It can be hard to know when it’s time to replace your AC unit. AC units are expensive and should last for a long time, but there comes a point where an AC unit is so old that the cost of repairing it outweighs the cost of buying a new AC unit. In this article, we’ll go over some signs that show that you may need to replace your AC, so you can make an informed decision on whether or not now is the right time.

When to replace your AC 

The best time to replace AC is when it is no longer functioning correctly or efficiently. If your AC has become noisy, won’t turn on, or failed to cool the room properly for a few days in a row, you should contact an AC technician immediately.

If your AC unit is old and inefficient, replacing it will result in significant savings over time as using less energy can save up to 20% on annual electric bills, which could add up to thousands of dollars per year depending on how much electricity you use. 

When buying an AC replacement, most consumers are torn between choosing one with higher SEER ratings but that costs more upfront versus those with lower SEER rates, but monthly payments may be cheaper due to their financing plan structure. You can find out more about this at and inform yourself on the matter even further. Essentially, both options have pros and cons, so it’s important to weigh the options carefully when making your AC replacement decision.

How much does AC Replacement Cost? 

The cost of AC replacement will depend on many factors, like where you live and what type of AC unit that you need, but overall costs can range from $800 all the way up to five digits depending on size and energy efficiency level. 

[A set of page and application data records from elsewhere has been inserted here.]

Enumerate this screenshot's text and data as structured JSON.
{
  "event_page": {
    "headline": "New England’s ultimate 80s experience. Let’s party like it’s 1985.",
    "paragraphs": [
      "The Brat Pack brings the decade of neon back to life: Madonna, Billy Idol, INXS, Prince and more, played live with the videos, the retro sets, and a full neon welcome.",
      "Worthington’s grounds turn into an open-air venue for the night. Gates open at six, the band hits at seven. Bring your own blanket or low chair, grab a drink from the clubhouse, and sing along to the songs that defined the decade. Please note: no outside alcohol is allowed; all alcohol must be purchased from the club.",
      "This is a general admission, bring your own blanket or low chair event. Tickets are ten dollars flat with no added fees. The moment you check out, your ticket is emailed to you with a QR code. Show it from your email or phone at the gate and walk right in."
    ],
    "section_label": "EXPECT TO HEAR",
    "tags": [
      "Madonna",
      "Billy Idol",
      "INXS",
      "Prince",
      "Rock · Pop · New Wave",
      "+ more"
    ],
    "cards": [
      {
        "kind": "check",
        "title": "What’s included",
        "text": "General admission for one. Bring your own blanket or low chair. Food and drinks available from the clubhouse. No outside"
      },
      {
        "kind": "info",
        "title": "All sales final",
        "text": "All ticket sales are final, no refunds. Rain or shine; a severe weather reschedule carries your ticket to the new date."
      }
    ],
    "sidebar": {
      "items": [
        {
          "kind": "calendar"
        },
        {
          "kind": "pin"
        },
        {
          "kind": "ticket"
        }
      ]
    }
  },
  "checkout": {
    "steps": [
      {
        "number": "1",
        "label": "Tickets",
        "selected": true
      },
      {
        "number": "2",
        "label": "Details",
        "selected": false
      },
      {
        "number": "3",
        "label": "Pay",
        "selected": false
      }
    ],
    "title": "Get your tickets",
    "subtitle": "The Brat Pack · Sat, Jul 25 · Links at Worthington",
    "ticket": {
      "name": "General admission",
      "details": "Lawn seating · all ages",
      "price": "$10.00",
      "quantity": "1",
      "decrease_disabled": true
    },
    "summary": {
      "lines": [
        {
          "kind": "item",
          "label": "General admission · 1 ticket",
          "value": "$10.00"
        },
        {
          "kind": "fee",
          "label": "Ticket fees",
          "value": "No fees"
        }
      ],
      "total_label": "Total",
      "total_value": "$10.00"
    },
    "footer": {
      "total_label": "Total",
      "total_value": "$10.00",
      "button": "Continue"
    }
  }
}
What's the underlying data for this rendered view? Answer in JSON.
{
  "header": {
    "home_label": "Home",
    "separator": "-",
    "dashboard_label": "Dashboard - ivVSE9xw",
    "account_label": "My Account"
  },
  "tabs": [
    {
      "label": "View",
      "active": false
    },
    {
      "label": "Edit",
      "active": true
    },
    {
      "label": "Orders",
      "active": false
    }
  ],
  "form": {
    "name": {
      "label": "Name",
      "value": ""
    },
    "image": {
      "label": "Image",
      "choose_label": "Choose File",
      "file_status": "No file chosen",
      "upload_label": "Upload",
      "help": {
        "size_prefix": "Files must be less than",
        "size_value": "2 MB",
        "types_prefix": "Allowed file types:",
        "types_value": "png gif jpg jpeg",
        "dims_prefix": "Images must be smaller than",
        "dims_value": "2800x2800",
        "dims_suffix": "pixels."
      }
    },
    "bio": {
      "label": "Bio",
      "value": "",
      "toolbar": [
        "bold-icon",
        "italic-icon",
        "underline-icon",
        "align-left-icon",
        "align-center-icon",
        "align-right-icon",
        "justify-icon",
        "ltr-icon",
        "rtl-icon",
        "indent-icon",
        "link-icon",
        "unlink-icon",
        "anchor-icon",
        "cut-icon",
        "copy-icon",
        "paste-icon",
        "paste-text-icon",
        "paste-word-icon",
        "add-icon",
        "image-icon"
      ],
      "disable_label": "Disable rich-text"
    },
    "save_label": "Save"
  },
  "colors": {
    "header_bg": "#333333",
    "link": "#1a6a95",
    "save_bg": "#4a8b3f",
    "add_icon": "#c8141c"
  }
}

If replacing an existing AC, purchase a new one with at least the same SEER rating as the old one for optimal savings over time – in some cases, it may be worth buying a slightly more expensive model even if monthly payments are higher because there could still be substantial savings over time thanks to less electricity usage which saves money both upfront and long-term. 

AC Systems have a Lifespan of 10-15 years

The lifespan of AC units is typically around ten to fifteen years. When you replace an AC unit, it’s important that the new AC system matches your home’s needs and specifications as closely as possible.

Think about how much time has passed since you bought your AC, and if it’s old enough for a replacement. You might be surprised how old AC units can get in just a few years, but they’re not the only things that change over time:

  • Your home changes (more insulation added, new windows installed)
  • Climate changes (upgrading to AC with more SEER rating for warmer climates or adding heat strips for colder climates) 
  • HVAC system needs changing from gas to electric or vice versa

The Basics of AC’s

Something everyone should know about AC’s before they start shopping is the basics of what size and type to get.

The first thing anyone should do is measure their space so that they know how much cubic feet per minute (CFM) airflow it needs, which will help in choosing a unit. 

This number can be found by multiplying the length times width plus height divided by 2700. For example, if your measurements say you need 150 CFM then 150 x 120 + 180 = 36000/2700=150 or 1200 sq ft total area for a single room or multiple rooms with windows open all day long would require 600 – 700 CFM.

Types of AC’s

As for types, there are two major ones: window-mounted units and central systems installed inside the home. Both come in different sizes and shapes.

Window units are easy to install, but they require a window or outside wall that is unobstructed by trees, buildings, or other structures. 

Central systems can be installed with the help of an HVAC professional; however, there may need to be adjustments made for the installation, such as cutting into walls where vents will enter rooms. Central systems also have a higher price tag than standalone ones, so it’s important to figure out what kind best fits your needs before purchasing one. 

How to choose a new AC unit in 2021

Choosing an AC unit can be a difficult task, especially in 2021. We are now entering the age of smart homes, and there is no shortage of new technology to choose from when it comes to choosing an AC unit for your home or office.

The first step is choosing which type you would like: window-mounted, wall-hung, split system, portable air conditioner (PAC), or central cooling only? 

Central cooling systems will typically require more space than other units, but they can cool large spaces much quicker while also being able to provide heating during the winter months as well. The downside is that these types take up quite a bit of room both vertically and horizontally, so this might not be ideal if you’re limited on space in either area, such as with small windows or in a small home.

Split system AC’s are the most popular type of unit on the market today because they provide heating and cooling with one unit instead of two separate ones as is needed for central systems. The downside to choosing split-system air conditioning is that some models can be quite noisy when operating, so if you’re looking for something quieter, this might not be your best option. 

PACs come in both window-mounted or wall hung styles, which makes them extremely versatile, but also means that there’s more than one way to find out how much space it will take up in your house before purchasing it. Portable ac units typically only cool down about 25 degrees Fahrenheit below the temperature outside, while their counterparts like wand-style HVAC provides an even greater range.

central air conditioning units

There’s no time like the present to start investigating what type of AC system will best suit your needs. Keep in mind that you’ll want an air conditioning installation professional on hand to help with all the technical stuff, so be sure to plan ahead and book a date for one as soon as possible. 

Plenty of homeowners are opting for energy-efficient systems right now because they offer lower monthly utility bills and higher resale values than traditional units do.